• _DESCRIPTION OF THE TASK_
For this exercise, return the line containing "Parse this screenshot: output" and every line after it through the end of the records below, without alteration.
-------- DATA IN THIS EXERCISE
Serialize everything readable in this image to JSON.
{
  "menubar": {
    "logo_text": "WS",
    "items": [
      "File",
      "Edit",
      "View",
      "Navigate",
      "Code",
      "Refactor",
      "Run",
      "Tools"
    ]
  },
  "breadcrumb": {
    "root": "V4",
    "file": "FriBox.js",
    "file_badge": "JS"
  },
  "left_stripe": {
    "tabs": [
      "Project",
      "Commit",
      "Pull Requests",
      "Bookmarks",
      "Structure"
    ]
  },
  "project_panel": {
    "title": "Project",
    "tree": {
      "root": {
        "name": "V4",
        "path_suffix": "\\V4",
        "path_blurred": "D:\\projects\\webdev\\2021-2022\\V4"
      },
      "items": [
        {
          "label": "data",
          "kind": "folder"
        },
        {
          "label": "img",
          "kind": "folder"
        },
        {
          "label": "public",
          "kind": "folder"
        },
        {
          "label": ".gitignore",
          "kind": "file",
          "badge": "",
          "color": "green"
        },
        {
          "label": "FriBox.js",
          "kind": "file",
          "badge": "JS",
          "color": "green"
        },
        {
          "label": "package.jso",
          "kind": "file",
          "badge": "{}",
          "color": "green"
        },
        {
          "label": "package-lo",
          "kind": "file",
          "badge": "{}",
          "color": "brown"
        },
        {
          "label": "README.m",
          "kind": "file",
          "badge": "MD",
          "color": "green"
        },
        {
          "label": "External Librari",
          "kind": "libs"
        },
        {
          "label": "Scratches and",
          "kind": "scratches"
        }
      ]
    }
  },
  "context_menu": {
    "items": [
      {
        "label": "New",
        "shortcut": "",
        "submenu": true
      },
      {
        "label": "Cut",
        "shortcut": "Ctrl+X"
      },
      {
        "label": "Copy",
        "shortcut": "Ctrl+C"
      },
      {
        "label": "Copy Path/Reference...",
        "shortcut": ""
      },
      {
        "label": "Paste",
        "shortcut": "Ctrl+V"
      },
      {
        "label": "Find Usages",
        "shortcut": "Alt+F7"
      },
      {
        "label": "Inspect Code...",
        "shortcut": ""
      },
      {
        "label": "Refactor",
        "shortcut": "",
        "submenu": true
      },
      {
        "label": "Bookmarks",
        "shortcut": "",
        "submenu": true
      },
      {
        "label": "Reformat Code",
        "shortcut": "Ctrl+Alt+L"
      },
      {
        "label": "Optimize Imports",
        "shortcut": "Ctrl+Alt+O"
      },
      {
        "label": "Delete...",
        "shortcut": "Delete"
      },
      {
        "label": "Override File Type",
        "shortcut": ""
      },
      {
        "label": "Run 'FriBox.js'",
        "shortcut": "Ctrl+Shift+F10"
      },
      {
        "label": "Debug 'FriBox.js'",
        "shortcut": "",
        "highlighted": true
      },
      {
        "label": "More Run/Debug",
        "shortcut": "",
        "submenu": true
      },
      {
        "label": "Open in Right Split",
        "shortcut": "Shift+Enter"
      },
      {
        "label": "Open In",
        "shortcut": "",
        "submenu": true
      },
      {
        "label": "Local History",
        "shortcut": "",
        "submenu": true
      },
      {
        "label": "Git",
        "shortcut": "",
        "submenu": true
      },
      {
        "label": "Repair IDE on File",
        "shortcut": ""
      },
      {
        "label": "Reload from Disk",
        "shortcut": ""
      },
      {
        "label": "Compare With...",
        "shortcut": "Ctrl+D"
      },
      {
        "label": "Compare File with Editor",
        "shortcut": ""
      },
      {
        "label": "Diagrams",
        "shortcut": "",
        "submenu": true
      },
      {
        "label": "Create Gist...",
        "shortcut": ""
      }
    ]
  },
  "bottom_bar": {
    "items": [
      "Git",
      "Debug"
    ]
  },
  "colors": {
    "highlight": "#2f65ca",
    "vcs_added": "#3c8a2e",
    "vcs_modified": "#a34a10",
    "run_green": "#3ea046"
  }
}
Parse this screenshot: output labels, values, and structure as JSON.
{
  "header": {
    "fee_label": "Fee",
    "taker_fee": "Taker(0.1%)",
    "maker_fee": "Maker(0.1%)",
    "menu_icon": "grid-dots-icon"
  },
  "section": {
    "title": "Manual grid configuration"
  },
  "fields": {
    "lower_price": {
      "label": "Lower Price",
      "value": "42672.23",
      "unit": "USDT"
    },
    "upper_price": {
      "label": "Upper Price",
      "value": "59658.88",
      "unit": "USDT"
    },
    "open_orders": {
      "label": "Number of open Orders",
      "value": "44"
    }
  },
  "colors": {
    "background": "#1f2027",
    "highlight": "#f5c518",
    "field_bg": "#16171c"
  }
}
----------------
• _REPLY TO THE EXERCISE_
Parse this screenshot: output labels, values, and structure as JSON.
{
  "header": {
    "fee_label": "Fee",
    "taker_fee": "Taker(0.1%)",
    "maker_fee": "Maker(0.1%)",
    "menu_icon": "grid-dots-icon"
  },
  "section": {
    "title": "Manual grid configuration"
  },
  "fields": {
    "lower_price": {
      "label": "Lower Price",
      "value": "42672.23",
      "unit": "USDT"
    },
    "upper_price": {
      "label": "Upper Price",
      "value": "59658.88",
      "unit": "USDT"
    },
    "open_orders": {
      "label": "Number of open Orders",
      "value": "44"
    }
  },
  "colors": {
    "background": "#1f2027",
    "highlight": "#f5c518",
    "field_bg": "#16171c"
  }
}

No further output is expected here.